The problem: Look through the listing below, and wherever a line has the string "cube", copy it.

Data provided START

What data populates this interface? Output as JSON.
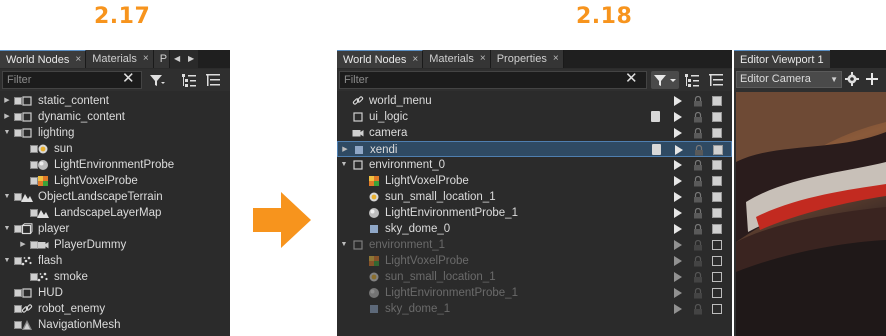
{
  "versions": {
    "old": "2.17",
    "new": "2.18"
  },
  "colors": {
    "accent": "#f7941d",
    "selection": "#2f4a63",
    "panel_bg": "#2b2b2b"
  },
  "old_panel": {
    "tabs": [
      "World Nodes",
      "Materials",
      "P"
    ],
    "close_glyph": "×",
    "filter_placeholder": "Filter",
    "filter_clear": "✕",
    "rows": [
      {
        "label": "static_content",
        "icon": "square-outline-icon"
      },
      {
        "label": "dynamic_content",
        "icon": "square-outline-icon"
      },
      {
        "label": "lighting",
        "icon": "square-outline-icon"
      },
      {
        "label": "sun",
        "icon": "sun-icon"
      },
      {
        "label": "LightEnvironmentProbe",
        "icon": "probe-sphere-icon"
      },
      {
        "label": "LightVoxelProbe",
        "icon": "voxel-cube-icon"
      },
      {
        "label": "ObjectLandscapeTerrain",
        "icon": "landscape-icon"
      },
      {
        "label": "LandscapeLayerMap",
        "icon": "landscape-icon"
      },
      {
        "label": "player",
        "icon": "player-cube-icon"
      },
      {
        "label": "PlayerDummy",
        "icon": "camera-icon"
      },
      {
        "label": "flash",
        "icon": "particles-icon"
      },
      {
        "label": "smoke",
        "icon": "particles-icon"
      },
      {
        "label": "HUD",
        "icon": "square-outline-icon"
      },
      {
        "label": "robot_enemy",
        "icon": "link-icon"
      },
      {
        "label": "NavigationMesh",
        "icon": "navmesh-icon"
      }
    ]
  },
  "new_panel": {
    "tabs": [
      "World Nodes",
      "Materials",
      "Properties"
    ],
    "close_glyph": "×",
    "filter_placeholder": "Filter",
    "filter_clear": "✕",
    "rows": [
      {
        "label": "world_menu",
        "icon": "link-icon"
      },
      {
        "label": "ui_logic",
        "icon": "square-outline-icon"
      },
      {
        "label": "camera",
        "icon": "camera-icon"
      },
      {
        "label": "xendi",
        "icon": "mesh-icon",
        "selected": true
      },
      {
        "label": "environment_0",
        "icon": "square-outline-icon"
      },
      {
        "label": "LightVoxelProbe",
        "icon": "voxel-cube-icon"
      },
      {
        "label": "sun_small_location_1",
        "icon": "sun-icon"
      },
      {
        "label": "LightEnvironmentProbe_1",
        "icon": "probe-sphere-icon"
      },
      {
        "label": "sky_dome_0",
        "icon": "mesh-icon"
      },
      {
        "label": "environment_1",
        "icon": "square-outline-icon",
        "dim": true
      },
      {
        "label": "LightVoxelProbe",
        "icon": "voxel-cube-icon",
        "dim": true
      },
      {
        "label": "sun_small_location_1",
        "icon": "sun-icon",
        "dim": true
      },
      {
        "label": "LightEnvironmentProbe_1",
        "icon": "probe-sphere-icon",
        "dim": true
      },
      {
        "label": "sky_dome_1",
        "icon": "mesh-icon",
        "dim": true
      }
    ]
  },
  "viewport": {
    "tab": "Editor Viewport 1",
    "camera_select": "Editor Camera"
  }
}
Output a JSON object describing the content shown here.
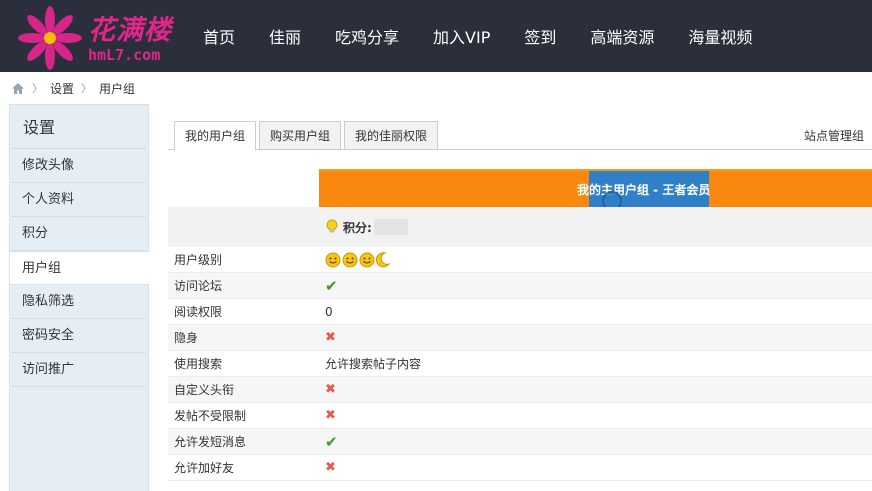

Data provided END

Answer to the problem:
        "icon": "voxel-cube-icon"
        "icon": "player-cube-icon"
        "icon": "voxel-cube-icon"
        "icon": "voxel-cube-icon",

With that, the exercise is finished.